Data provided:
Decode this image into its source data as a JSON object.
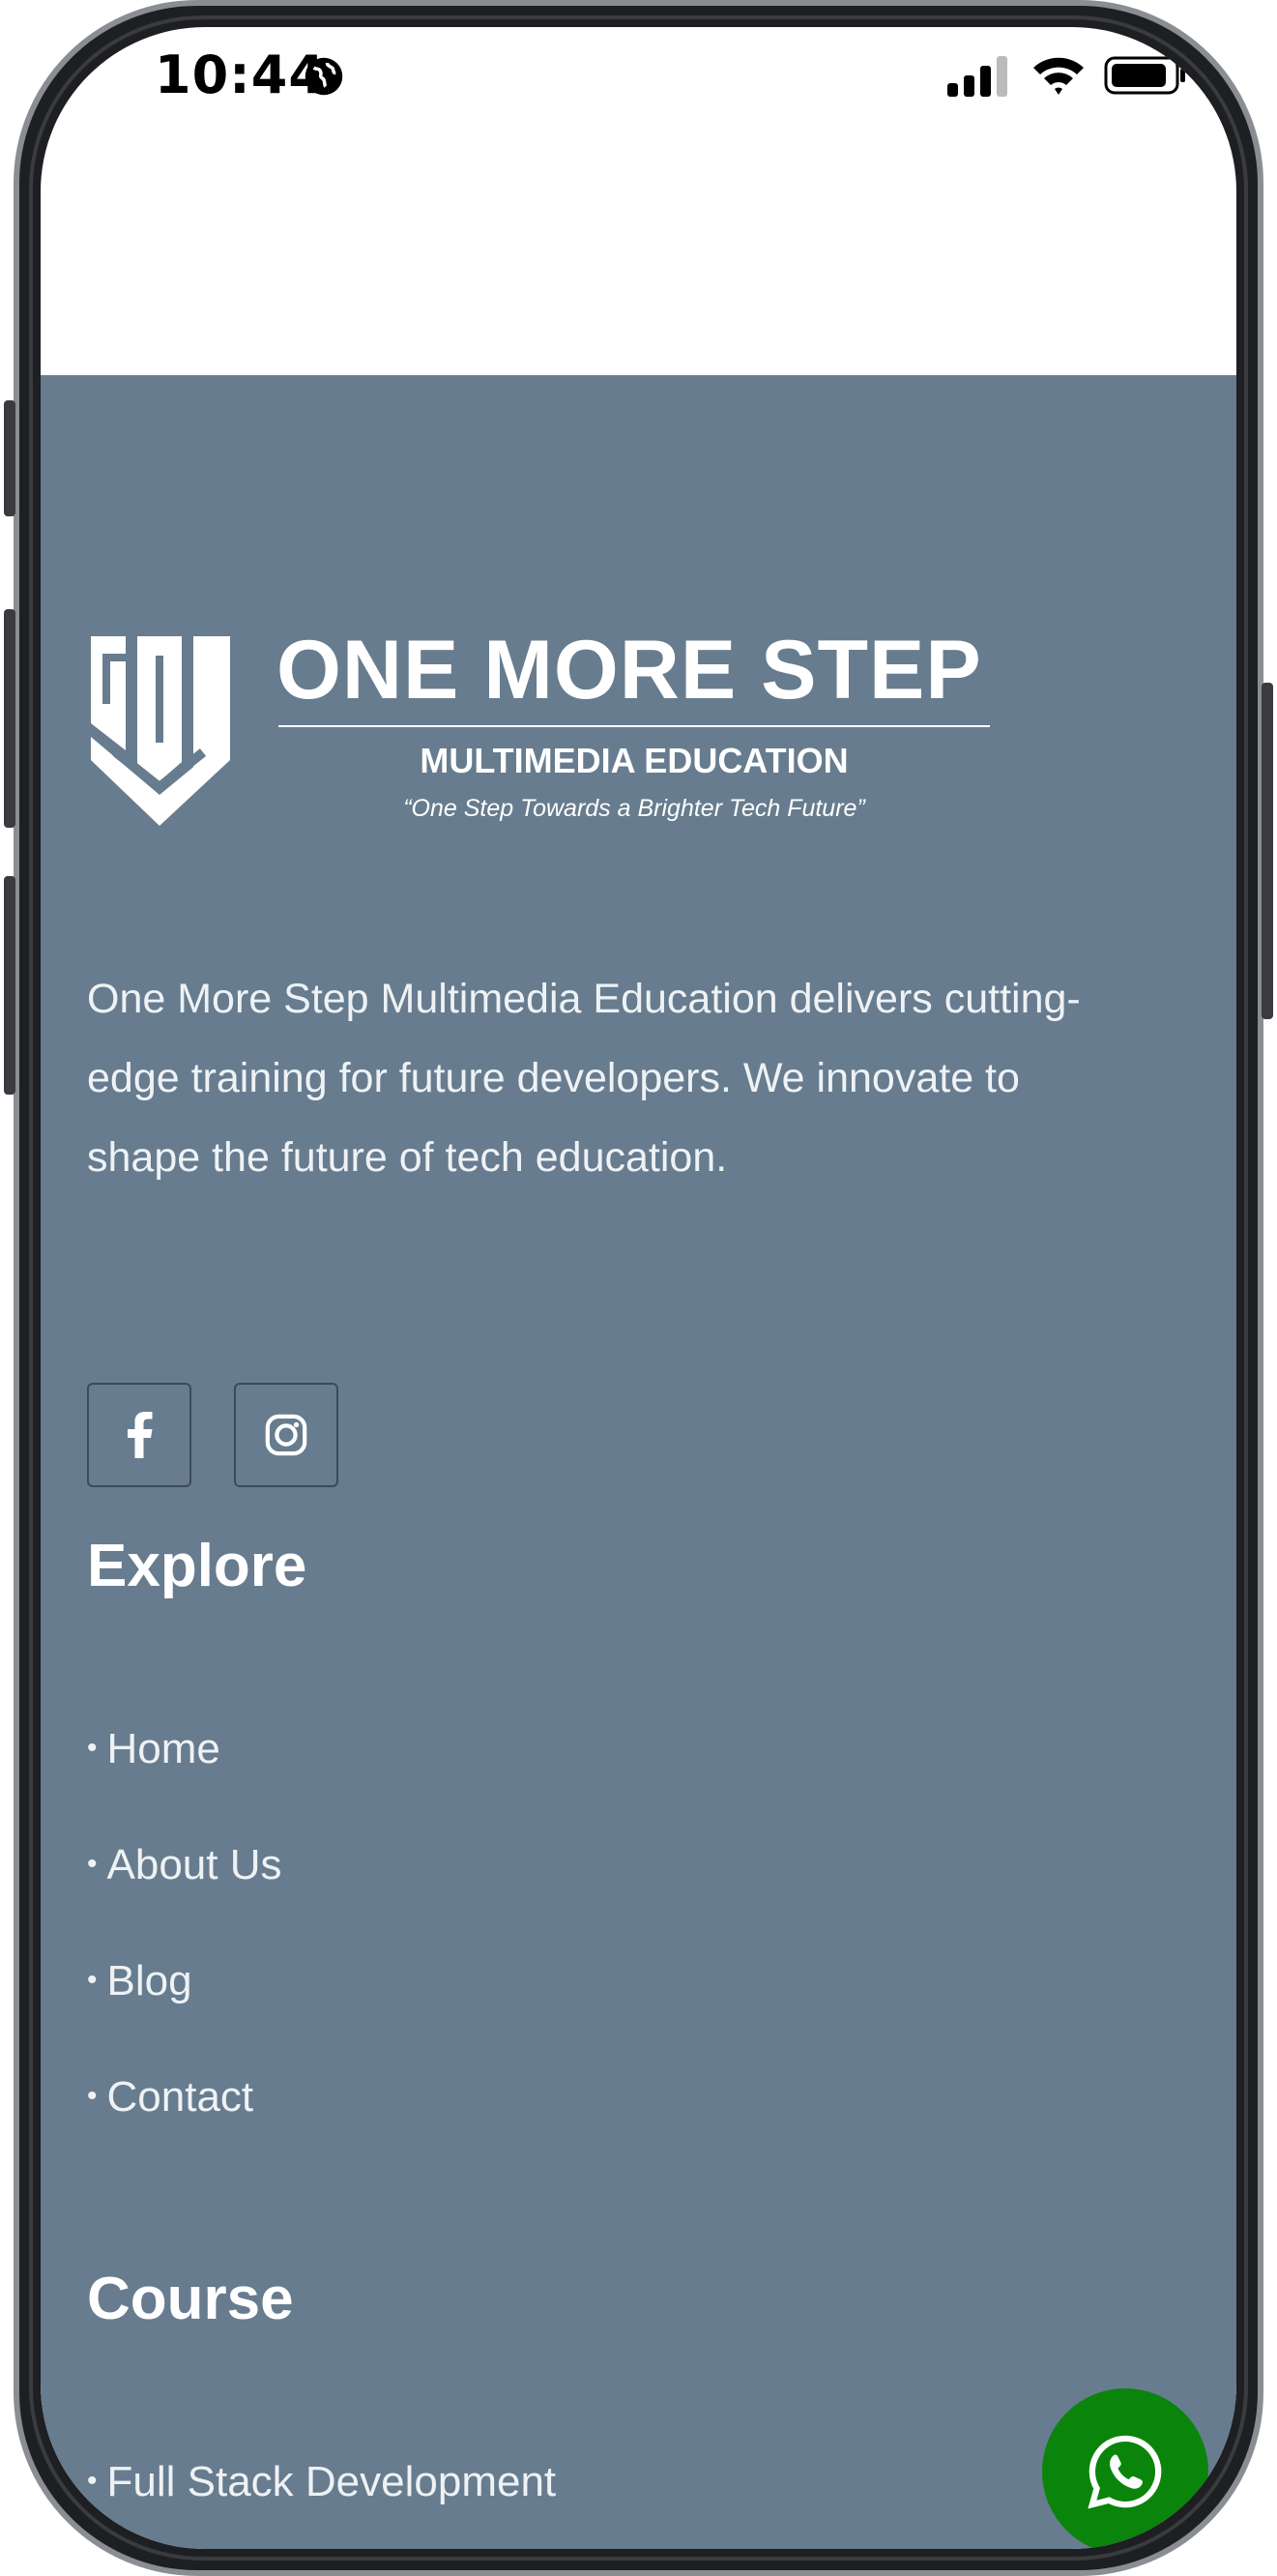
{
  "status_bar": {
    "time": "10:44"
  },
  "footer": {
    "logo": {
      "title": "ONE MORE STEP",
      "subtitle": "MULTIMEDIA EDUCATION",
      "tagline": "“One Step Towards a Brighter Tech Future”"
    },
    "description": "One More Step Multimedia Education delivers cutting-edge training for future developers. We innovate to shape the future of tech education.",
    "social": [
      "facebook-icon",
      "instagram-icon"
    ],
    "explore": {
      "heading": "Explore",
      "links": [
        "Home",
        "About Us",
        "Blog",
        "Contact"
      ]
    },
    "course": {
      "heading": "Course",
      "links": [
        "Full Stack Development"
      ]
    },
    "bullet": "•"
  },
  "colors": {
    "footer_bg": "#677c8e",
    "whatsapp_green": "#0a840a"
  }
}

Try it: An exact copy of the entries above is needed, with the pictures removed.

Result:
Decode this image into its source data as a JSON object.
{
  "status_bar": {
    "time": "10:44"
  },
  "footer": {
    "logo": {
      "title": "ONE MORE STEP",
      "subtitle": "MULTIMEDIA EDUCATION",
      "tagline": "“One Step Towards a Brighter Tech Future”"
    },
    "description": "One More Step Multimedia Education delivers cutting-edge training for future developers. We innovate to shape the future of tech education.",
    "social": [
      "facebook-icon",
      "instagram-icon"
    ],
    "explore": {
      "heading": "Explore",
      "links": [
        "Home",
        "About Us",
        "Blog",
        "Contact"
      ]
    },
    "course": {
      "heading": "Course",
      "links": [
        "Full Stack Development"
      ]
    },
    "bullet": "•"
  },
  "colors": {
    "footer_bg": "#677c8e",
    "whatsapp_green": "#0a840a"
  }
}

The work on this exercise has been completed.